Because of the work I do and its mobility, I have been blessed to be able to spend a few months each year with my 83 year old mother over past few years. Believe me when I tell you, she wasn’t always this easygoing sweet old woman. There was a time she could lose her temper and bang the cupboards with the best of them, or give us some mighty hits with a wooden spoon when we did something we shouldn’t have. But time has a beautiful way of softening our edges, and thankfully, I even see it in myself these days.
Being a medium does not make impending death any easier, but it does allow for a different perspective. I have seen far too many times how suddenly or tragically loved ones can be taken away from us, regardless of age, socio economic status or health. Yet how many times do we take those we love the most for granted? Believing we have unlimited times together, when in reality, that may not be true.

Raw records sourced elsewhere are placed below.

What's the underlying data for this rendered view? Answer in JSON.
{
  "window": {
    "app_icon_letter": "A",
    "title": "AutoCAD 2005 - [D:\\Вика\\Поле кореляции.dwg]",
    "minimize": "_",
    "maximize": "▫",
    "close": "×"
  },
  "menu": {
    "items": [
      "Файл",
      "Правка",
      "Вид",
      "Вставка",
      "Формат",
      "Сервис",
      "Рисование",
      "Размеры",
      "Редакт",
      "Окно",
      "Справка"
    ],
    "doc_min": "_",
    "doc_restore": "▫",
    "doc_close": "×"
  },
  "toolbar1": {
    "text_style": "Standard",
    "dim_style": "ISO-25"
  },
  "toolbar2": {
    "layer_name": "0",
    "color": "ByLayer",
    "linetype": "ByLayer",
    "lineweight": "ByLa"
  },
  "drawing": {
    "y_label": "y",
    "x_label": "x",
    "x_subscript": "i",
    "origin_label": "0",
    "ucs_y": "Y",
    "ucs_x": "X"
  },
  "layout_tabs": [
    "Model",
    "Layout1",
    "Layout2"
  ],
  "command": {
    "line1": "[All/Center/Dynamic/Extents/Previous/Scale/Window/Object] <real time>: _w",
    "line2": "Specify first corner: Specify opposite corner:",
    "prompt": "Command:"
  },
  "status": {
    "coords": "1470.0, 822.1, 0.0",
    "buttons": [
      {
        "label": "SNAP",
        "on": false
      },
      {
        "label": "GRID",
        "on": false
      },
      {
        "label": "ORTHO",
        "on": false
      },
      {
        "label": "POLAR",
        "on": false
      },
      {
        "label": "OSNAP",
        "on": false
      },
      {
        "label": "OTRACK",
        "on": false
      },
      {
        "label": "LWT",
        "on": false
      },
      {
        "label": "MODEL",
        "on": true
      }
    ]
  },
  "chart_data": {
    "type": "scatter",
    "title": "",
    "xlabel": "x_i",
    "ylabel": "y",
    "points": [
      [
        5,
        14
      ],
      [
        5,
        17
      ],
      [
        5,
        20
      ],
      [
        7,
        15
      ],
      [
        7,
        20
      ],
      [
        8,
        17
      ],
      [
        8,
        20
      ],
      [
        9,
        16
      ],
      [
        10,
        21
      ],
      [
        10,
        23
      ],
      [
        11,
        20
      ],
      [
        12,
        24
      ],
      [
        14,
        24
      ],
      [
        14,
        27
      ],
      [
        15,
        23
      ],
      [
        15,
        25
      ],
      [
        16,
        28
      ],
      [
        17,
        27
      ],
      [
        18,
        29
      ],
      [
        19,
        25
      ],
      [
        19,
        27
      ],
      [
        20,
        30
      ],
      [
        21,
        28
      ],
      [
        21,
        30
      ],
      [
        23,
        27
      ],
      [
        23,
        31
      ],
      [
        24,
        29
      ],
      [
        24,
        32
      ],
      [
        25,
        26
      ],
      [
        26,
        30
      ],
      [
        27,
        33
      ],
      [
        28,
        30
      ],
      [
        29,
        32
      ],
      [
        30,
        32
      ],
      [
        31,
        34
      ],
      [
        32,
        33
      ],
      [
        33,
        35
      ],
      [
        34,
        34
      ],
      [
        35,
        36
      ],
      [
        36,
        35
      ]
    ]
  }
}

I recently had a conversation with a woman who was upset with her adult daughter, who was often calling her drunk to discuss her failing romance issues. This mother was so annoyed by her daughter’s behavior, that she stopped taking her calls. Having worked with many parents who have lost children, and would give ANYTHING to have an experience like this with their child again, I tried to have her see this situation from a different light. Unfortunately, I could tell my message fell on deaf ears.
After those we love die, there are often a lot of “ would have” and “should haves” discussed by those left behind. However, there doesn’t have to be if we learn to appreciate one another while we are living our day to day lives. Sure, our loved ones are not always easy to deal with, but ask yourself, “would I treat this situation differently if I knew they were going to be gone tomorrow?”

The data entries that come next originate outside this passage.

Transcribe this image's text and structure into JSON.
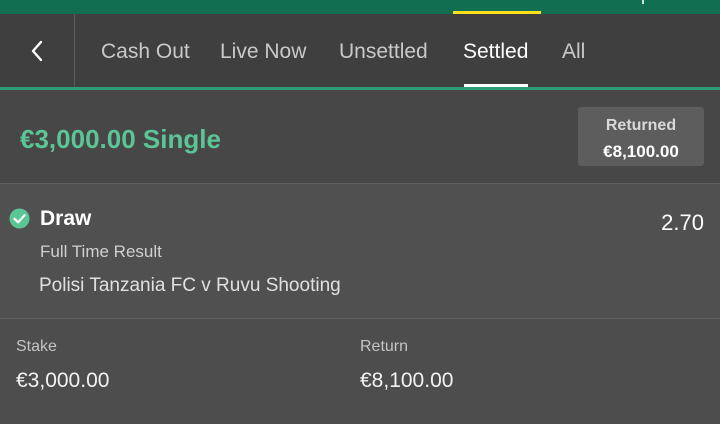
{
  "colors": {
    "brand_green": "#126e51",
    "accent_yellow": "#ffdf1b",
    "nav_underline_green": "#2d9e78",
    "title_green": "#5bc596"
  },
  "nav": {
    "back_icon": "chevron-left-icon",
    "tabs": [
      {
        "label": "Cash Out",
        "active": false
      },
      {
        "label": "Live Now",
        "active": false
      },
      {
        "label": "Unsettled",
        "active": false
      },
      {
        "label": "Settled",
        "active": true
      },
      {
        "label": "All",
        "active": false
      }
    ]
  },
  "bet": {
    "title": "€3,000.00 Single",
    "returned_label": "Returned",
    "returned_value": "€8,100.00"
  },
  "selection": {
    "status_icon": "check-circle-icon",
    "name": "Draw",
    "odds": "2.70",
    "market": "Full Time Result",
    "event": "Polisi Tanzania FC v Ruvu Shooting"
  },
  "summary": {
    "stake_label": "Stake",
    "stake_value": "€3,000.00",
    "return_label": "Return",
    "return_value": "€8,100.00"
  }
}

Yes, it can be challenging to put my life on hold for a month to spend time with my mom, but I wouldn’t change it for the world. I want to know that when she leaves this earth, that I did all I could to be patient, kind and loving to her. We may not be perfect in the way we do this, but we should do our best to be there for our loved ones in the capacity in which we are able, for time is promised to no one.